▸ **Exercise goal**
Whenever a line in the following entries includes "amount", tally it. Report nothing except the final count.

##### Provided material #####

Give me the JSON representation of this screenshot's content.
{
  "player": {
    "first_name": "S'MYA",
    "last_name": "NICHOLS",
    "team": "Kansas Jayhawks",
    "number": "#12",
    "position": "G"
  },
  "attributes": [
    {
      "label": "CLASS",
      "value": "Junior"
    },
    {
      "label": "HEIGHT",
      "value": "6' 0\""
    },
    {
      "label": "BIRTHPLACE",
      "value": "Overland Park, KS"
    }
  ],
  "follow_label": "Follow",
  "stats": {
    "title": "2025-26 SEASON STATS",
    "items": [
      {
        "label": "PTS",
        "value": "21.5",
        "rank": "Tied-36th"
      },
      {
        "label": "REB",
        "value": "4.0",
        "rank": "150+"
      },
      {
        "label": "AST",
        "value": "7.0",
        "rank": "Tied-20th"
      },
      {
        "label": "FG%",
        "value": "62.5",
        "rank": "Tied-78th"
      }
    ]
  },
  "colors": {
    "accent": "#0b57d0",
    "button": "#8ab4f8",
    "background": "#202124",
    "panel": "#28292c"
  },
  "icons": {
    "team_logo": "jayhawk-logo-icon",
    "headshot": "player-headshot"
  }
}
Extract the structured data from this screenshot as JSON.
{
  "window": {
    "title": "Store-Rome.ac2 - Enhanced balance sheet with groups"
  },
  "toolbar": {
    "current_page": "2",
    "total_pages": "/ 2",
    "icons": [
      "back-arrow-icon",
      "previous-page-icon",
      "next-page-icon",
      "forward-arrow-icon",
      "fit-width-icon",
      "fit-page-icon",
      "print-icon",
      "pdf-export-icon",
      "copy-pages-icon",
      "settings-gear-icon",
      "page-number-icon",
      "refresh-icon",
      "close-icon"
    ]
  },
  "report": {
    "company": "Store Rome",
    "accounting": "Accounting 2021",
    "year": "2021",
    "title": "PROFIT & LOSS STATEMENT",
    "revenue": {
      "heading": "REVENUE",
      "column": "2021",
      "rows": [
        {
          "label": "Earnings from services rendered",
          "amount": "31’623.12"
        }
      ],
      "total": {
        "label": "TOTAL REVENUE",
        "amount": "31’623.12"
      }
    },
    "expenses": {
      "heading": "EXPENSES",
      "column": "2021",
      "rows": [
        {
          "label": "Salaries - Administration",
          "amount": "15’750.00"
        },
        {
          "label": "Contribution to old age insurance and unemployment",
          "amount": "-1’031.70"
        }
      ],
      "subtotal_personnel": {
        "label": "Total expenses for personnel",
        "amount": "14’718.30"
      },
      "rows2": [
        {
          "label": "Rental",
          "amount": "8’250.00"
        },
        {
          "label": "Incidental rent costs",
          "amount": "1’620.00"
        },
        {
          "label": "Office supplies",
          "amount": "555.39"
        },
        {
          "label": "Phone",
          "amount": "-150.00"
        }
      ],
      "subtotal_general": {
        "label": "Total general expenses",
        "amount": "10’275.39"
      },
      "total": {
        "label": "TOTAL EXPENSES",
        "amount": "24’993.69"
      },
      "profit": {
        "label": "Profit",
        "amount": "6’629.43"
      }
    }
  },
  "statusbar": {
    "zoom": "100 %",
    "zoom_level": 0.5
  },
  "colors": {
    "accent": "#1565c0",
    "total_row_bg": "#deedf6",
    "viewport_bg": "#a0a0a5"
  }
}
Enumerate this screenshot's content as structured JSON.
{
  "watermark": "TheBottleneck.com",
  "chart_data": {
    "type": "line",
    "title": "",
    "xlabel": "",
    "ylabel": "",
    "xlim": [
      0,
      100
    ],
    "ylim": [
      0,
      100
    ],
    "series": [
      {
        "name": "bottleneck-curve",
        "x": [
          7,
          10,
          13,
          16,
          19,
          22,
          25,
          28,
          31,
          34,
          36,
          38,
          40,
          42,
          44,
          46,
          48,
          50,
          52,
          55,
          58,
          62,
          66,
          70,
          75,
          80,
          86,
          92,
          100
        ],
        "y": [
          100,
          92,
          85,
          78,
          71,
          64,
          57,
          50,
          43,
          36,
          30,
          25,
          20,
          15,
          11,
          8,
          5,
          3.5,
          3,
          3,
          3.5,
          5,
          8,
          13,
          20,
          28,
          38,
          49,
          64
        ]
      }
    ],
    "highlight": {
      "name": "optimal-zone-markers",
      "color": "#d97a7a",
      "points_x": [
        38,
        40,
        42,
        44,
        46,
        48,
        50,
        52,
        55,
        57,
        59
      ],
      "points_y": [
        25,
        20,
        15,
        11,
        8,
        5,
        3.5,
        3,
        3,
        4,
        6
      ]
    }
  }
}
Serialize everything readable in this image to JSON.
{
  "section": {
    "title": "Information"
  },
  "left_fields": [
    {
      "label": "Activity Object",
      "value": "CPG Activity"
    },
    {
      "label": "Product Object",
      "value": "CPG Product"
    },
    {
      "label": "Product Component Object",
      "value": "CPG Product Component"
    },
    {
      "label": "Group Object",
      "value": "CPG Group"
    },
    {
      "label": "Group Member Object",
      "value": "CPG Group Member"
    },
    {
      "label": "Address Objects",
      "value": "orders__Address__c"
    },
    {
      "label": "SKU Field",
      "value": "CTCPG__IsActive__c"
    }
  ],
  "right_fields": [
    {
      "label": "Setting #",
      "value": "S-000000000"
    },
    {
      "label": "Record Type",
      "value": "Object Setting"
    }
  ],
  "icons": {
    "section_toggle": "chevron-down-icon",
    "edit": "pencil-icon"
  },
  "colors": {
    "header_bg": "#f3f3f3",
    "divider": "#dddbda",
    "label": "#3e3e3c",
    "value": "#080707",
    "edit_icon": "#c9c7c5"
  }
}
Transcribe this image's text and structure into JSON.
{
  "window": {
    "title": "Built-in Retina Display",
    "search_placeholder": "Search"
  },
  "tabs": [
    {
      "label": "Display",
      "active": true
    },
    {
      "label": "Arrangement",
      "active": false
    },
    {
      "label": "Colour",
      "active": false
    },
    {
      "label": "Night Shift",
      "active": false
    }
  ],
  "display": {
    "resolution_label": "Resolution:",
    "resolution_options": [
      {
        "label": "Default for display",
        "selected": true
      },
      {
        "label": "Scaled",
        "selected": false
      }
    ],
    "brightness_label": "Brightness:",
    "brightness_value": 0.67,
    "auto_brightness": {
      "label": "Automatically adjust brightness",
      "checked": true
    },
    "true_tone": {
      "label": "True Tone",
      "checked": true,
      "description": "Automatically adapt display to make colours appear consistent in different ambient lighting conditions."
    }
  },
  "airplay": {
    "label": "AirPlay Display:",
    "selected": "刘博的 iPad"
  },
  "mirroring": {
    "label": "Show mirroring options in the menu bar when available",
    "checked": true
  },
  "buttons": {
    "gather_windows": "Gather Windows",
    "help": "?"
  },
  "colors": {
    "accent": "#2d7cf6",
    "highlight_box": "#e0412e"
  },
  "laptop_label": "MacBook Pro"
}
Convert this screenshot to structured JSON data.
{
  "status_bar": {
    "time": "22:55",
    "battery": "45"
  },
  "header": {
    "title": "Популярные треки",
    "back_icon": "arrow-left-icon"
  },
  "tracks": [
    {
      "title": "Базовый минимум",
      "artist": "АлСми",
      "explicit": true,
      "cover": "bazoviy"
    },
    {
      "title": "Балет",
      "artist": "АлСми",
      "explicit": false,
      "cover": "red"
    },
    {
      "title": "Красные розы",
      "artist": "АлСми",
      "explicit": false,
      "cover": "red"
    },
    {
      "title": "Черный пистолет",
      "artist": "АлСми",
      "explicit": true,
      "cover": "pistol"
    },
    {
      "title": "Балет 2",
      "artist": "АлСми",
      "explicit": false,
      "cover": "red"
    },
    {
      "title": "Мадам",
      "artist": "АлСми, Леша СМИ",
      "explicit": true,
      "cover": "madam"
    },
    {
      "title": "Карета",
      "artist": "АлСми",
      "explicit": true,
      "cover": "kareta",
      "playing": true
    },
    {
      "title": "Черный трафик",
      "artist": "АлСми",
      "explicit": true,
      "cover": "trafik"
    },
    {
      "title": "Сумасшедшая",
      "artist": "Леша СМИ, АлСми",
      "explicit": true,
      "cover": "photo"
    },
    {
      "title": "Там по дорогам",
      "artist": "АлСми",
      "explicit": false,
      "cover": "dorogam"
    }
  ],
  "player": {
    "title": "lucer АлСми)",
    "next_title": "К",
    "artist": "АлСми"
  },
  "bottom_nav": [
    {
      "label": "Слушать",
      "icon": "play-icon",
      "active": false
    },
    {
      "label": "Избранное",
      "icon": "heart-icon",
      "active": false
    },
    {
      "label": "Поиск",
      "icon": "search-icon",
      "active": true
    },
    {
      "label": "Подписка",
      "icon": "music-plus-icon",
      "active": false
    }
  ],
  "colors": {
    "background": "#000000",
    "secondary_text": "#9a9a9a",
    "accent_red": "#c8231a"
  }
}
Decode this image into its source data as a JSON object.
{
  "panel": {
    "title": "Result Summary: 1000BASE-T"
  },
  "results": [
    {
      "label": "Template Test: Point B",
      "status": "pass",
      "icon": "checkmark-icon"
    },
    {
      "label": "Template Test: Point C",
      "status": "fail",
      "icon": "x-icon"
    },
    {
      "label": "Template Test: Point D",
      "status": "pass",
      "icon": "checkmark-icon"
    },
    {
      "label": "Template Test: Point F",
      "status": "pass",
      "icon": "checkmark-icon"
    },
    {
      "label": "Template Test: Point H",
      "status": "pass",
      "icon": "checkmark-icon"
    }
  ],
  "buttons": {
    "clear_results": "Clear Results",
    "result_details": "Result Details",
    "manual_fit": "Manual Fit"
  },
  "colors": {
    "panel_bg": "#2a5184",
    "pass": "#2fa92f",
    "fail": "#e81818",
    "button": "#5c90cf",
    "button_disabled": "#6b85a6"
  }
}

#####

▸ **Result of this exercise**
12